Exercise description:
Copy out, from the data, each line containing the string "this".

*** Study material ***

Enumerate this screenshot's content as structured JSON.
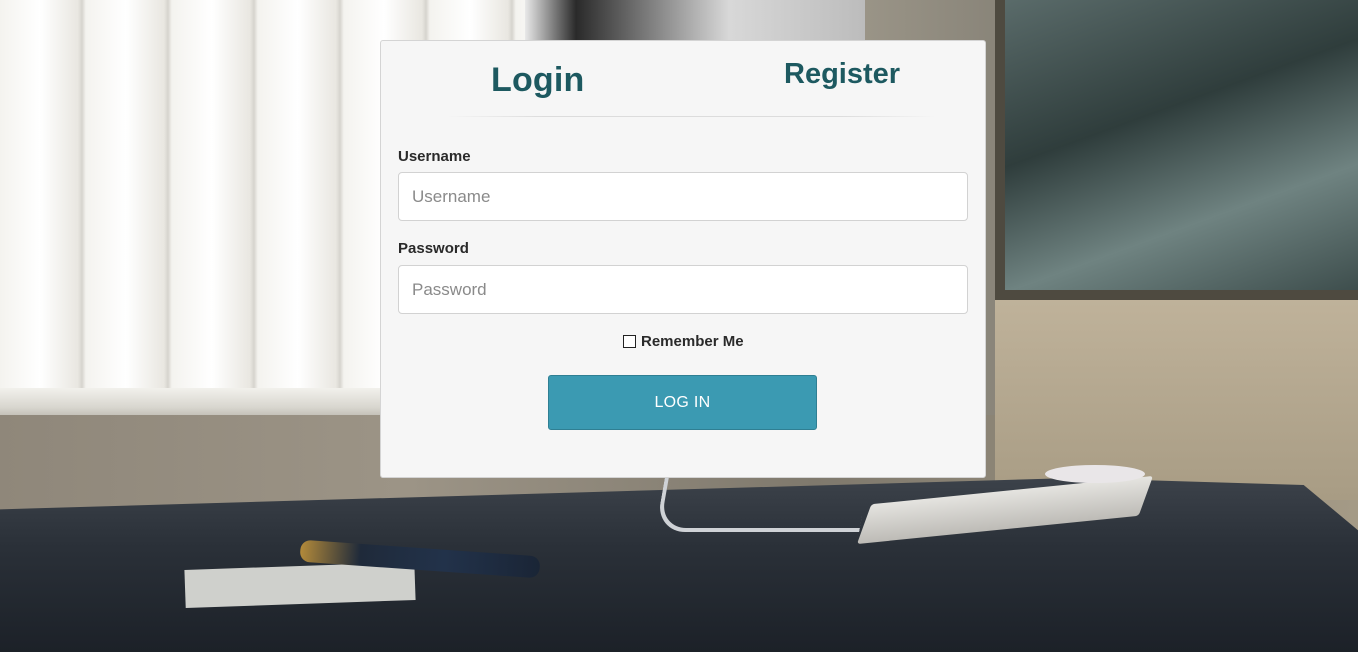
{
  "tabs": {
    "login": "Login",
    "register": "Register"
  },
  "form": {
    "username_label": "Username",
    "username_placeholder": "Username",
    "username_value": "",
    "password_label": "Password",
    "password_placeholder": "Password",
    "password_value": "",
    "remember_label": "Remember Me",
    "remember_checked": false,
    "submit_label": "LOG IN"
  },
  "colors": {
    "accent": "#1d5960",
    "button": "#3b9ab2",
    "panel_bg": "#f6f6f6"
  }
}
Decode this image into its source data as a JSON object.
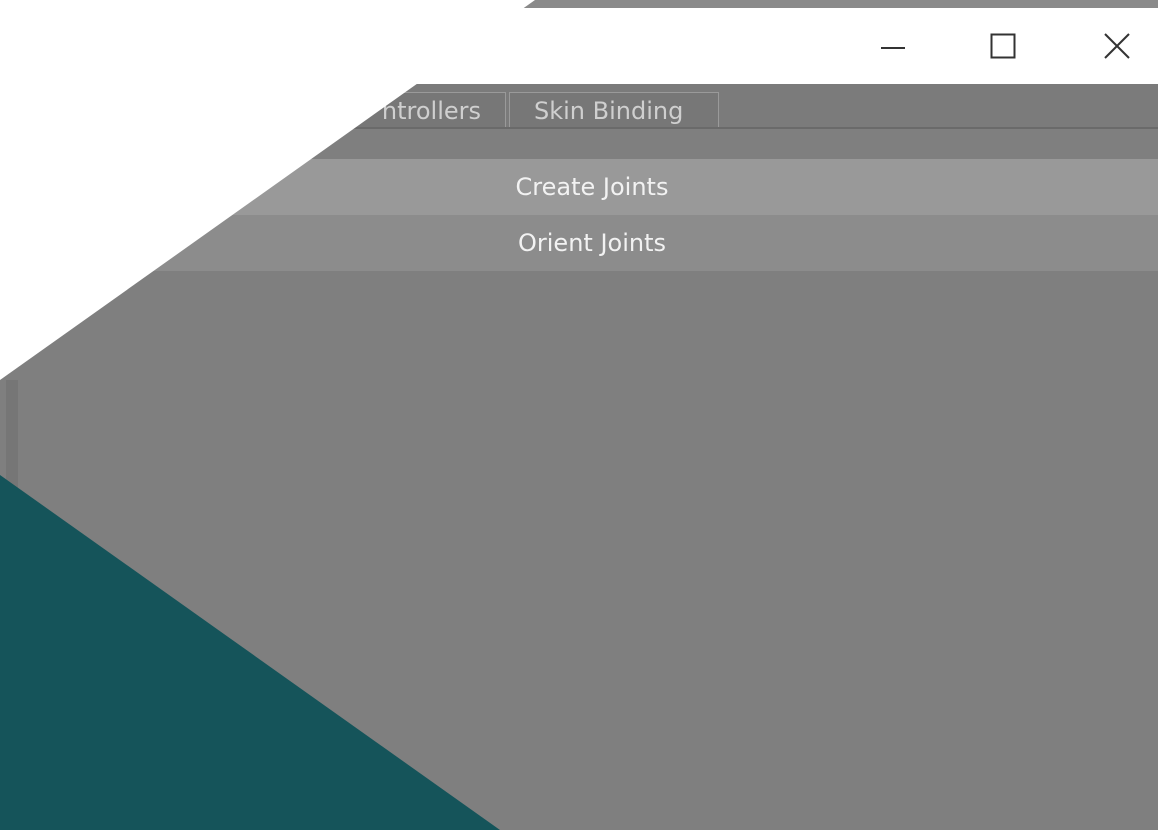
{
  "window": {
    "controls": {
      "minimize_icon": "minimize-icon",
      "maximize_icon": "maximize-icon",
      "close_icon": "close-icon"
    }
  },
  "tabs": [
    {
      "label": "ntrollers"
    },
    {
      "label": "Skin Binding"
    }
  ],
  "actions": {
    "create_joints": "Create Joints",
    "orient_joints": "Orient Joints"
  },
  "colors": {
    "panel_gray": "#7e7e7e",
    "title_bar": "#ffffff",
    "overlay_teal": "#15545a",
    "button_highlight": "#999999",
    "button_normal": "#8c8c8c"
  }
}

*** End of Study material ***

Exercise output:
Enumerate this screenshot's content as structured JSON.
Decode this image into its source data as a JSON object.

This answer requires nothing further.